In these records, how many lines contain "this"? Please reply with the number only.

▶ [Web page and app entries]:
>>>

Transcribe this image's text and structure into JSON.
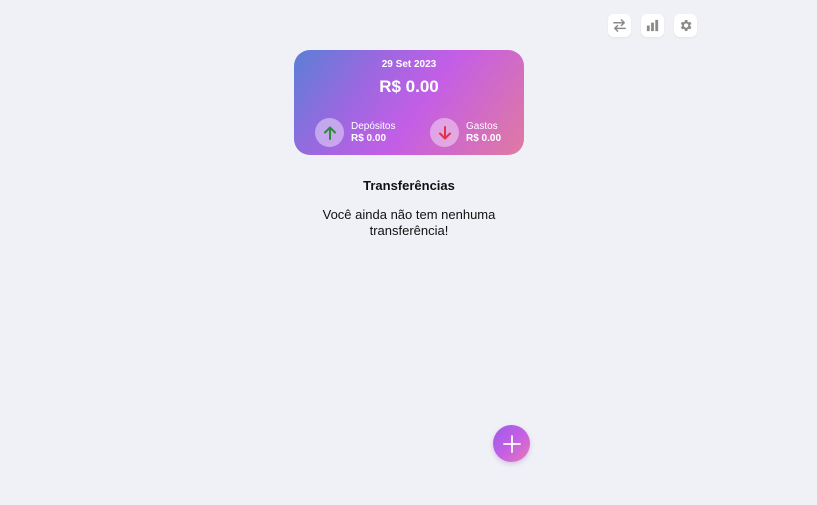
{
  "toolbar": {
    "icons": [
      "transfer-arrows-icon",
      "bar-chart-icon",
      "gear-icon"
    ]
  },
  "card": {
    "date": "29 Set 2023",
    "total": "R$ 0.00",
    "deposits": {
      "label": "Depósitos",
      "value": "R$ 0.00",
      "icon": "arrow-up-icon",
      "color": "#2e8b3a"
    },
    "expenses": {
      "label": "Gastos",
      "value": "R$ 0.00",
      "icon": "arrow-down-icon",
      "color": "#e0324a"
    }
  },
  "transfers": {
    "title": "Transferências",
    "empty_message": "Você ainda não tem nenhuma transferência!"
  },
  "fab": {
    "icon": "plus-icon"
  },
  "colors": {
    "background": "#f0f1f6",
    "card_gradient_start": "#5b7fd6",
    "card_gradient_mid": "#c45ee6",
    "card_gradient_end": "#e07aa0"
  }
}
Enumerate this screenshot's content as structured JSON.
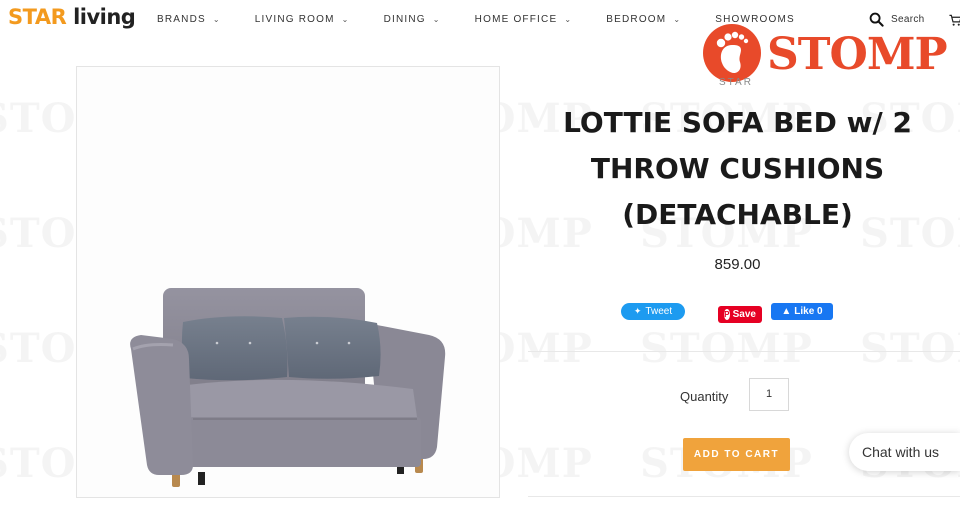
{
  "header": {
    "logo_part1": "STAR",
    "logo_part2": "living",
    "nav": [
      "BRANDS",
      "LIVING ROOM",
      "DINING",
      "HOME OFFICE",
      "BEDROOM",
      "SHOWROOMS"
    ],
    "search_label": "Search"
  },
  "stomp": {
    "brand": "STOMP",
    "sub": "STAR"
  },
  "product": {
    "title_lines": [
      "LOTTIE SOFA BED w/ 2",
      "THROW CUSHIONS",
      "(DETACHABLE)"
    ],
    "price": "859.00"
  },
  "social": {
    "tweet": "Tweet",
    "save": "Save",
    "like": "Like 0"
  },
  "quantity": {
    "label": "Quantity",
    "value": "1"
  },
  "add_to_cart": "ADD TO CART",
  "chat": "Chat with us",
  "watermark": "STOMP",
  "colors": {
    "brand_orange": "#f39a1e",
    "stomp_red": "#e84a2a",
    "cart_button": "#f0a33c",
    "sofa": "#8b8995",
    "cushion": "#6e7785"
  }
}
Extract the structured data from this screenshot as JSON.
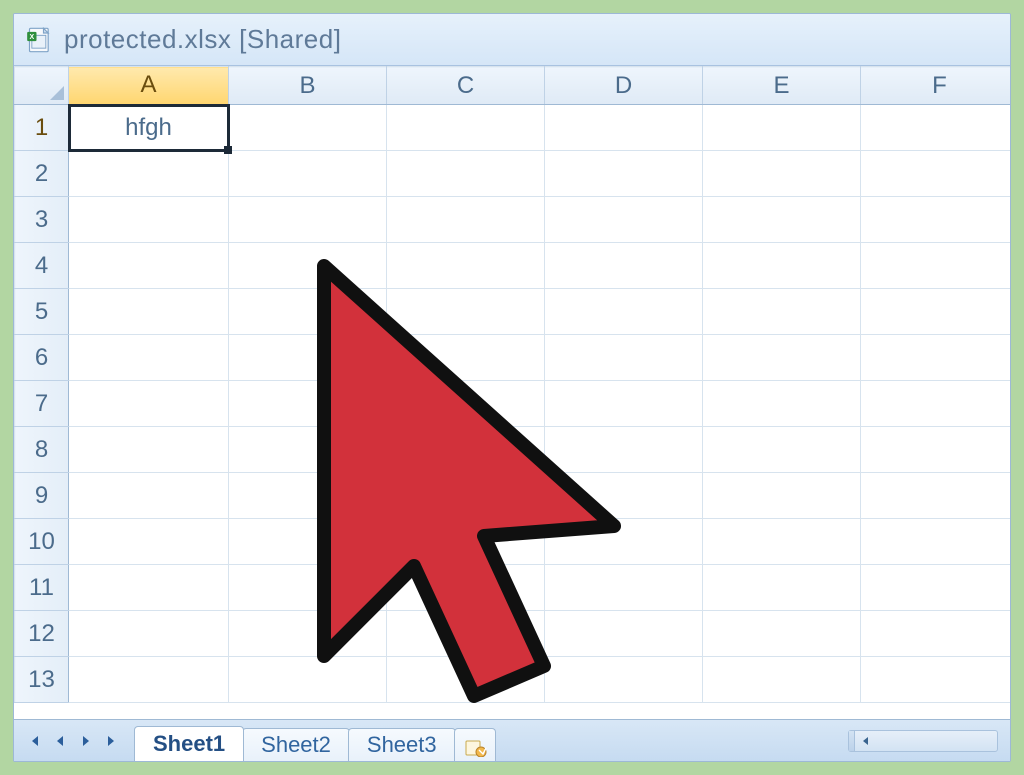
{
  "window": {
    "title": "protected.xlsx  [Shared]"
  },
  "columns": [
    "A",
    "B",
    "C",
    "D",
    "E",
    "F"
  ],
  "rows": [
    "1",
    "2",
    "3",
    "4",
    "5",
    "6",
    "7",
    "8",
    "9",
    "10",
    "11",
    "12",
    "13"
  ],
  "active_cell": {
    "col": "A",
    "row": "1",
    "value": "hfgh"
  },
  "tabs": {
    "items": [
      {
        "label": "Sheet1",
        "active": true
      },
      {
        "label": "Sheet2",
        "active": false
      },
      {
        "label": "Sheet3",
        "active": false
      }
    ]
  }
}
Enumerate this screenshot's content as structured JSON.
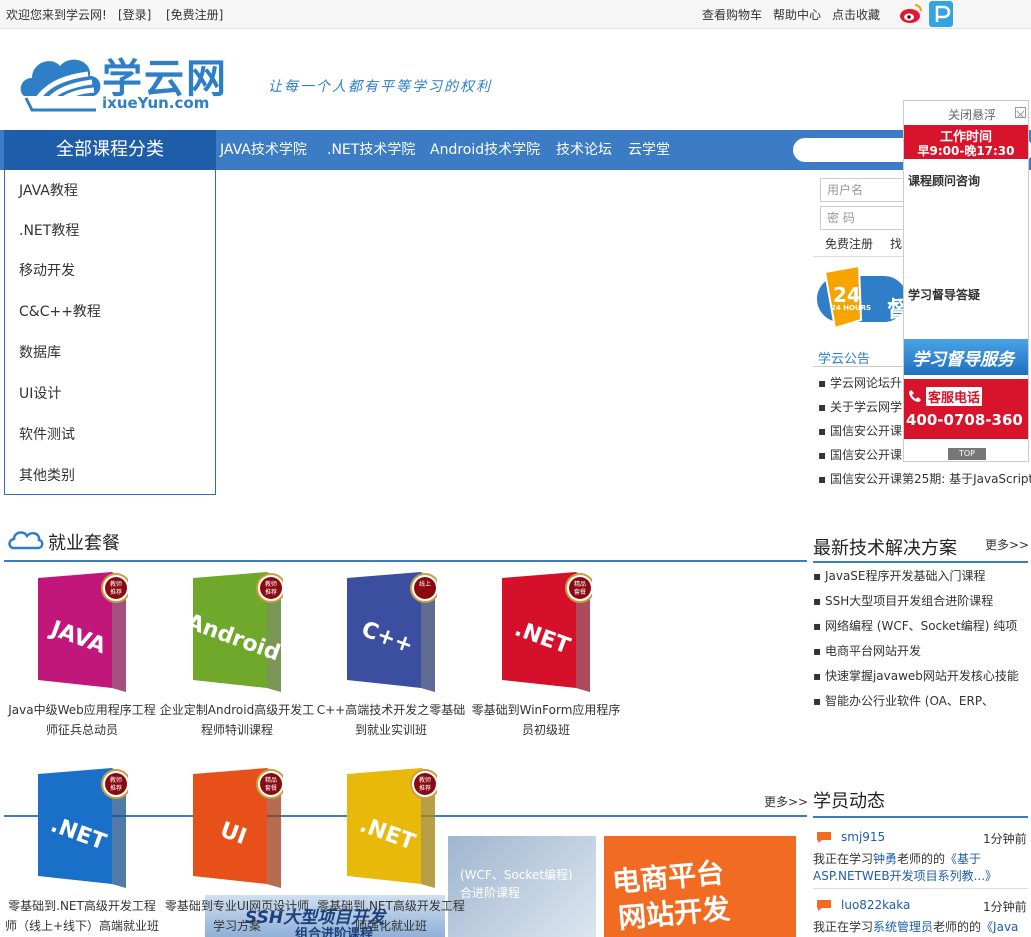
{
  "topbar": {
    "welcome": "欢迎您来到学云网!",
    "login": "[登录]",
    "register": "[免费注册]",
    "cart": "查看购物车",
    "help": "帮助中心",
    "favorite": "点击收藏"
  },
  "logo": {
    "name": "学云网",
    "domain": "ixueYun.com",
    "slogan": "让每一个人都有平等学习的权利"
  },
  "nav": {
    "all_categories": "全部课程分类",
    "links": [
      "JAVA技术学院",
      ".NET技术学院",
      "Android技术学院",
      "技术论坛",
      "云学堂"
    ]
  },
  "categories": [
    "JAVA教程",
    ".NET教程",
    "移动开发",
    "C&C++教程",
    "数据库",
    "UI设计",
    "软件测试",
    "其他类别"
  ],
  "login": {
    "username_placeholder": "用户名",
    "password_placeholder": "密  码",
    "register": "免费注册",
    "find": "找"
  },
  "badge": {
    "text": "24 HOURS",
    "side": "督"
  },
  "notices": {
    "title": "学云公告",
    "items": [
      "学云网论坛升",
      "关于学云网学",
      "国信安公开课",
      "国信安公开课",
      "国信安公开课第25期: 基于JavaScript"
    ]
  },
  "jobs": {
    "title": "就业套餐",
    "products": [
      {
        "name": "Java中级Web应用程序工程师征兵总动员",
        "line1": "Java中级Web应用程序工程",
        "line2": "师征兵总动员",
        "label": "JAVA",
        "badge": "教师推荐",
        "color": "#c2177a"
      },
      {
        "name": "企业定制Android高级开发工程师特训课程",
        "line1": "企业定制Android高级开发工",
        "line2": "程师特训课程",
        "label": "Android",
        "badge": "教师推荐",
        "color": "#6fa82a"
      },
      {
        "name": "C++高端技术开发之零基础到就业实训班",
        "line1": "C++高端技术开发之零基础",
        "line2": "到就业实训班",
        "label": "C++",
        "badge": "线上",
        "color": "#3c4ea0"
      },
      {
        "name": "零基础到WinForm应用程序员初级班",
        "line1": "零基础到WinForm应用程序",
        "line2": "员初级班",
        "label": ".NET",
        "badge": "精品套餐",
        "color": "#d4102b"
      }
    ],
    "products2": [
      {
        "line1": "零基础到.NET高级开发工程",
        "line2": "师（线上+线下）高端就业班",
        "label": ".NET",
        "badge": "教师推荐",
        "color": "#1a6fc8"
      },
      {
        "line1": "零基础到专业UI网页设计师",
        "line2": "学习方案",
        "label": "UI",
        "badge": "精品套餐",
        "color": "#e8501a"
      },
      {
        "line1": "零基础到.NET高级开发工程",
        "line2": "师强化就业班",
        "label": ".NET",
        "badge": "教师推荐",
        "color": "#e8b80a"
      }
    ]
  },
  "solutions": {
    "title": "最新技术解决方案",
    "more": "更多>>",
    "items": [
      "JavaSE程序开发基础入门课程",
      "SSH大型项目开发组合进阶课程",
      "网络编程 (WCF、Socket编程) 纯项",
      "电商平台网站开发",
      "快速掌握javaweb网站开发核心技能",
      "智能办公行业软件 (OA、ERP、"
    ]
  },
  "banners": {
    "more": "更多>>",
    "wcf": "(WCF、Socket编程)",
    "wcf_sub": "合进阶课程",
    "ssh1": "SSH大型项目开发",
    "ssh2": "组合进阶课程",
    "ecom1": "电商平台",
    "ecom2": "网站开发"
  },
  "activity": {
    "title": "学员动态",
    "items": [
      {
        "user": "smj915",
        "time": "1分钟前",
        "pre": "我正在学习",
        "teacher": "钟勇",
        "mid": "老师的的",
        "course": "《基于",
        "course2": "ASP.NETWEB开发项目系列教...》"
      },
      {
        "user": "luo822kaka",
        "time": "1分钟前",
        "pre": "我正在学习",
        "teacher": "系统管理员",
        "mid": "老师的的",
        "course": "《Java",
        "course2": ""
      }
    ]
  },
  "float_panel": {
    "close": "关闭悬浮",
    "hours_title": "工作时间",
    "hours": "早9:00-晚17:30",
    "consult": "课程顾问咨询",
    "supervise": "学习督导答疑",
    "service": "学习督导服务",
    "phone_label": "客服电话",
    "phone": "400-0708-360",
    "top": "TOP"
  },
  "colors": {
    "nav": "#3b7cc4",
    "nav_dark": "#1e5ea8",
    "red": "#d40000"
  }
}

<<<

▶ [EXERCISE RESPONSE]:
4